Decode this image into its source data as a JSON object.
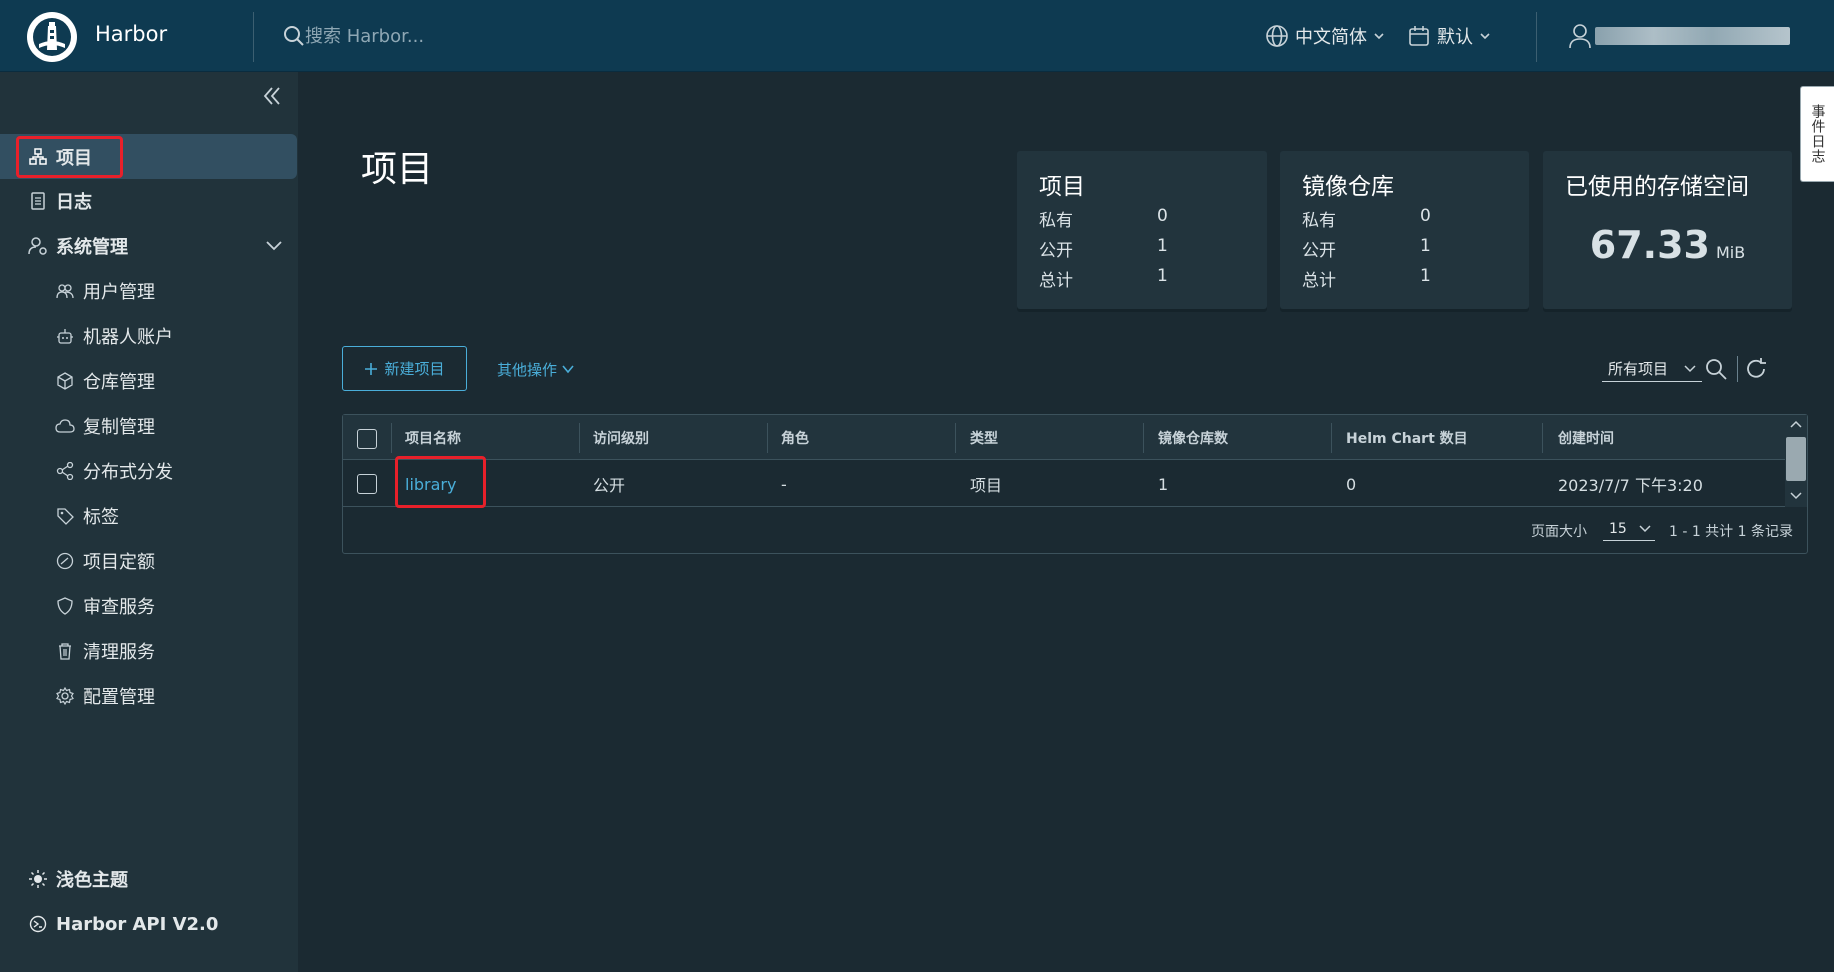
{
  "header": {
    "brand": "Harbor",
    "search_placeholder": "搜索 Harbor...",
    "language": "中文简体",
    "calendar": "默认"
  },
  "sidebar": {
    "items": [
      {
        "label": "项目",
        "icon": "project-icon",
        "active": true
      },
      {
        "label": "日志",
        "icon": "log-icon"
      },
      {
        "label": "系统管理",
        "icon": "admin-icon"
      }
    ],
    "admin_sub": [
      {
        "label": "用户管理",
        "icon": "users-icon"
      },
      {
        "label": "机器人账户",
        "icon": "robot-icon"
      },
      {
        "label": "仓库管理",
        "icon": "registry-icon"
      },
      {
        "label": "复制管理",
        "icon": "replication-icon"
      },
      {
        "label": "分布式分发",
        "icon": "share-icon"
      },
      {
        "label": "标签",
        "icon": "tag-icon"
      },
      {
        "label": "项目定额",
        "icon": "quota-icon"
      },
      {
        "label": "审查服务",
        "icon": "shield-icon"
      },
      {
        "label": "清理服务",
        "icon": "trash-icon"
      },
      {
        "label": "配置管理",
        "icon": "gear-icon"
      }
    ],
    "bottom": {
      "theme": "浅色主题",
      "api": "Harbor API V2.0"
    }
  },
  "page": {
    "title": "项目"
  },
  "cards": {
    "projects": {
      "title": "项目",
      "rows": [
        {
          "label": "私有",
          "value": "0"
        },
        {
          "label": "公开",
          "value": "1"
        },
        {
          "label": "总计",
          "value": "1"
        }
      ]
    },
    "repos": {
      "title": "镜像仓库",
      "rows": [
        {
          "label": "私有",
          "value": "0"
        },
        {
          "label": "公开",
          "value": "1"
        },
        {
          "label": "总计",
          "value": "1"
        }
      ]
    },
    "storage": {
      "title": "已使用的存储空间",
      "value": "67.33",
      "unit": "MiB"
    }
  },
  "toolbar": {
    "new_project": "新建项目",
    "other_actions": "其他操作",
    "filter": "所有项目"
  },
  "table": {
    "columns": [
      "项目名称",
      "访问级别",
      "角色",
      "类型",
      "镜像仓库数",
      "Helm Chart 数目",
      "创建时间"
    ],
    "rows": [
      {
        "name": "library",
        "access": "公开",
        "role": "-",
        "type": "项目",
        "repos": "1",
        "helm": "0",
        "created": "2023/7/7 下午3:20"
      }
    ],
    "footer": {
      "page_size_label": "页面大小",
      "page_size": "15",
      "info": "1 - 1 共计 1 条记录"
    }
  },
  "side_tab": "事件日志",
  "colors": {
    "header_bg": "#0e3a51",
    "sidebar_bg": "#21333b",
    "main_bg": "#1b2a32",
    "accent": "#4aaed9",
    "highlight": "#e8202a"
  }
}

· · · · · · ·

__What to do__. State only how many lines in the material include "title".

__Answer box__. 4